(Beginning of STORED DATA)

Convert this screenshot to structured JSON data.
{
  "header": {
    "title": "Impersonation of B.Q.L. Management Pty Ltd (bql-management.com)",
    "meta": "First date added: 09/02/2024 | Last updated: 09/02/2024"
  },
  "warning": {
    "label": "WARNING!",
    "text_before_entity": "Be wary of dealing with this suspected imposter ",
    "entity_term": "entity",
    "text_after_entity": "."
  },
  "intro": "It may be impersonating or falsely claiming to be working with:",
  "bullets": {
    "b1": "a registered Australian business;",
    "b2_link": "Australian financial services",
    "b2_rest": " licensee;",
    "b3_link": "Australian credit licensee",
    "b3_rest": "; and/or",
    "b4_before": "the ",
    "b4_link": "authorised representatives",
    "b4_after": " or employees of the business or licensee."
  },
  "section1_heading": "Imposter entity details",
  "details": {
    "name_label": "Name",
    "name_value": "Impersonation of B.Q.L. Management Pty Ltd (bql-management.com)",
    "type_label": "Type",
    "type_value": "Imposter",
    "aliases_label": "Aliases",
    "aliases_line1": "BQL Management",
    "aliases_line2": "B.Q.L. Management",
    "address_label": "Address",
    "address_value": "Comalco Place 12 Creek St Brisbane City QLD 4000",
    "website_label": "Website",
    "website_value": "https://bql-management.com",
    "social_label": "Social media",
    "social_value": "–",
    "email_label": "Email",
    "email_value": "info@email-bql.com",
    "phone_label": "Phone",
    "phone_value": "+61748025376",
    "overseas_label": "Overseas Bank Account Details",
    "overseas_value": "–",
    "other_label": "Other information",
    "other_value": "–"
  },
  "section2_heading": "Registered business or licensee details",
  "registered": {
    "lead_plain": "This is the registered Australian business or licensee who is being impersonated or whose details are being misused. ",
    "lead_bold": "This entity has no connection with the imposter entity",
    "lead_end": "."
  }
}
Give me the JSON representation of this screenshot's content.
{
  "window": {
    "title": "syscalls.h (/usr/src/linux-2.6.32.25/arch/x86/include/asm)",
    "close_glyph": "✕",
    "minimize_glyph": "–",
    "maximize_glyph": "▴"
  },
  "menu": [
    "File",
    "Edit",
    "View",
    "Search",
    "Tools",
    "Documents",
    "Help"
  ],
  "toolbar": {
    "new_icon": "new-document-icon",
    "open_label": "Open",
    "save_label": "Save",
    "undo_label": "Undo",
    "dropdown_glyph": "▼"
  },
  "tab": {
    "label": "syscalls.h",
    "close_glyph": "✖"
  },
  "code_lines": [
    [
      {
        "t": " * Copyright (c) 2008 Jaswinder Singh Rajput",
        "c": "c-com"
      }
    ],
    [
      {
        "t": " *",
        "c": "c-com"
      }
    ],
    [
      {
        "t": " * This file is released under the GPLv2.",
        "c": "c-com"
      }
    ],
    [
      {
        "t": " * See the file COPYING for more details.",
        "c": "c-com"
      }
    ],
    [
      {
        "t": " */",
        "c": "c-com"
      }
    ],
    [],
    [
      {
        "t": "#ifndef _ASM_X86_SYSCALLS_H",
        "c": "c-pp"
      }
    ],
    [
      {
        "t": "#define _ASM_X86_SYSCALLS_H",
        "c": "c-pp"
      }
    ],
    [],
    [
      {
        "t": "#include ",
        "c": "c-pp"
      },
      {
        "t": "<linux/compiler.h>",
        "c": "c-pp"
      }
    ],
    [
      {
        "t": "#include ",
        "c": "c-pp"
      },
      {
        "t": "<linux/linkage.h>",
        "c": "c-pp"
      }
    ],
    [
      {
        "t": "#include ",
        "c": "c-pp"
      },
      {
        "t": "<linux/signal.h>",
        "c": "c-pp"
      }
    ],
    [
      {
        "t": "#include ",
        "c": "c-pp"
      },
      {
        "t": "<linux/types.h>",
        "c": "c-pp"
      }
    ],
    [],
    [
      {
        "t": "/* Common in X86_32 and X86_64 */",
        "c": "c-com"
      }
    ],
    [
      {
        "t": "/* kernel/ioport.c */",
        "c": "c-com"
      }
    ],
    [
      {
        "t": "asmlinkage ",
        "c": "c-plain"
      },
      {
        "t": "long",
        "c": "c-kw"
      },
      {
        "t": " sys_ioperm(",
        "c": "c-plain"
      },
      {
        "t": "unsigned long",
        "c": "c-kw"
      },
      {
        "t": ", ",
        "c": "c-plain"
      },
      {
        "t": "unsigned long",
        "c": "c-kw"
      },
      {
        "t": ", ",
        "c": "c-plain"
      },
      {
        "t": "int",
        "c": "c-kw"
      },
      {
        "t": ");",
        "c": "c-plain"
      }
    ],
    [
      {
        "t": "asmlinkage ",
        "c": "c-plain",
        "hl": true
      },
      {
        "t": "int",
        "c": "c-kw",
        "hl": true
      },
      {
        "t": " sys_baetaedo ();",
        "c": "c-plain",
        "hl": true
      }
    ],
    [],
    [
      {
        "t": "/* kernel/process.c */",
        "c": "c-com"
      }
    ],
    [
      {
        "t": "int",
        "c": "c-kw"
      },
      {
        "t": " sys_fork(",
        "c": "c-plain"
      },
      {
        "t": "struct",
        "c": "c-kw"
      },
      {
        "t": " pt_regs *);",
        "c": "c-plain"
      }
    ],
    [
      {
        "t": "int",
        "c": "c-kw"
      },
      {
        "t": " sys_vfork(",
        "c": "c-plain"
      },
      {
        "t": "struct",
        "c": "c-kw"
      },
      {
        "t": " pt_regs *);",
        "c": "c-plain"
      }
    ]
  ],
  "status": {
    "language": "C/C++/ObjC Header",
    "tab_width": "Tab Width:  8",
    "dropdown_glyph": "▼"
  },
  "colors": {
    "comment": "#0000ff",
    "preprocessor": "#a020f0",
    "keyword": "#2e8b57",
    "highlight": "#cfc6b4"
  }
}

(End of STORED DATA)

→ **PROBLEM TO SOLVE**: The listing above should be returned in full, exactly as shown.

→ **REPLY TO THE EXERCISE**:
Convert this screenshot to structured JSON data.
{
  "header": {
    "title": "Impersonation of B.Q.L. Management Pty Ltd (bql-management.com)",
    "meta": "First date added: 09/02/2024 | Last updated: 09/02/2024"
  },
  "warning": {
    "label": "WARNING!",
    "text_before_entity": "Be wary of dealing with this suspected imposter ",
    "entity_term": "entity",
    "text_after_entity": "."
  },
  "intro": "It may be impersonating or falsely claiming to be working with:",
  "bullets": {
    "b1": "a registered Australian business;",
    "b2_link": "Australian financial services",
    "b2_rest": " licensee;",
    "b3_link": "Australian credit licensee",
    "b3_rest": "; and/or",
    "b4_before": "the ",
    "b4_link": "authorised representatives",
    "b4_after": " or employees of the business or licensee."
  },
  "section1_heading": "Imposter entity details",
  "details": {
    "name_label": "Name",
    "name_value": "Impersonation of B.Q.L. Management Pty Ltd (bql-management.com)",
    "type_label": "Type",
    "type_value": "Imposter",
    "aliases_label": "Aliases",
    "aliases_line1": "BQL Management",
    "aliases_line2": "B.Q.L. Management",
    "address_label": "Address",
    "address_value": "Comalco Place 12 Creek St Brisbane City QLD 4000",
    "website_label": "Website",
    "website_value": "https://bql-management.com",
    "social_label": "Social media",
    "social_value": "–",
    "email_label": "Email",
    "email_value": "info@email-bql.com",
    "phone_label": "Phone",
    "phone_value": "+61748025376",
    "overseas_label": "Overseas Bank Account Details",
    "overseas_value": "–",
    "other_label": "Other information",
    "other_value": "–"
  },
  "section2_heading": "Registered business or licensee details",
  "registered": {
    "lead_plain": "This is the registered Australian business or licensee who is being impersonated or whose details are being misused. ",
    "lead_bold": "This entity has no connection with the imposter entity",
    "lead_end": "."
  }
}
Give me the JSON representation of this screenshot's content.
{
  "window": {
    "title": "syscalls.h (/usr/src/linux-2.6.32.25/arch/x86/include/asm)",
    "close_glyph": "✕",
    "minimize_glyph": "–",
    "maximize_glyph": "▴"
  },
  "menu": [
    "File",
    "Edit",
    "View",
    "Search",
    "Tools",
    "Documents",
    "Help"
  ],
  "toolbar": {
    "new_icon": "new-document-icon",
    "open_label": "Open",
    "save_label": "Save",
    "undo_label": "Undo",
    "dropdown_glyph": "▼"
  },
  "tab": {
    "label": "syscalls.h",
    "close_glyph": "✖"
  },
  "code_lines": [
    [
      {
        "t": " * Copyright (c) 2008 Jaswinder Singh Rajput",
        "c": "c-com"
      }
    ],
    [
      {
        "t": " *",
        "c": "c-com"
      }
    ],
    [
      {
        "t": " * This file is released under the GPLv2.",
        "c": "c-com"
      }
    ],
    [
      {
        "t": " * See the file COPYING for more details.",
        "c": "c-com"
      }
    ],
    [
      {
        "t": " */",
        "c": "c-com"
      }
    ],
    [],
    [
      {
        "t": "#ifndef _ASM_X86_SYSCALLS_H",
        "c": "c-pp"
      }
    ],
    [
      {
        "t": "#define _ASM_X86_SYSCALLS_H",
        "c": "c-pp"
      }
    ],
    [],
    [
      {
        "t": "#include ",
        "c": "c-pp"
      },
      {
        "t": "<linux/compiler.h>",
        "c": "c-pp"
      }
    ],
    [
      {
        "t": "#include ",
        "c": "c-pp"
      },
      {
        "t": "<linux/linkage.h>",
        "c": "c-pp"
      }
    ],
    [
      {
        "t": "#include ",
        "c": "c-pp"
      },
      {
        "t": "<linux/signal.h>",
        "c": "c-pp"
      }
    ],
    [
      {
        "t": "#include ",
        "c": "c-pp"
      },
      {
        "t": "<linux/types.h>",
        "c": "c-pp"
      }
    ],
    [],
    [
      {
        "t": "/* Common in X86_32 and X86_64 */",
        "c": "c-com"
      }
    ],
    [
      {
        "t": "/* kernel/ioport.c */",
        "c": "c-com"
      }
    ],
    [
      {
        "t": "asmlinkage ",
        "c": "c-plain"
      },
      {
        "t": "long",
        "c": "c-kw"
      },
      {
        "t": " sys_ioperm(",
        "c": "c-plain"
      },
      {
        "t": "unsigned long",
        "c": "c-kw"
      },
      {
        "t": ", ",
        "c": "c-plain"
      },
      {
        "t": "unsigned long",
        "c": "c-kw"
      },
      {
        "t": ", ",
        "c": "c-plain"
      },
      {
        "t": "int",
        "c": "c-kw"
      },
      {
        "t": ");",
        "c": "c-plain"
      }
    ],
    [
      {
        "t": "asmlinkage ",
        "c": "c-plain",
        "hl": true
      },
      {
        "t": "int",
        "c": "c-kw",
        "hl": true
      },
      {
        "t": " sys_baetaedo ();",
        "c": "c-plain",
        "hl": true
      }
    ],
    [],
    [
      {
        "t": "/* kernel/process.c */",
        "c": "c-com"
      }
    ],
    [
      {
        "t": "int",
        "c": "c-kw"
      },
      {
        "t": " sys_fork(",
        "c": "c-plain"
      },
      {
        "t": "struct",
        "c": "c-kw"
      },
      {
        "t": " pt_regs *);",
        "c": "c-plain"
      }
    ],
    [
      {
        "t": "int",
        "c": "c-kw"
      },
      {
        "t": " sys_vfork(",
        "c": "c-plain"
      },
      {
        "t": "struct",
        "c": "c-kw"
      },
      {
        "t": " pt_regs *);",
        "c": "c-plain"
      }
    ]
  ],
  "status": {
    "language": "C/C++/ObjC Header",
    "tab_width": "Tab Width:  8",
    "dropdown_glyph": "▼"
  },
  "colors": {
    "comment": "#0000ff",
    "preprocessor": "#a020f0",
    "keyword": "#2e8b57",
    "highlight": "#cfc6b4"
  }
}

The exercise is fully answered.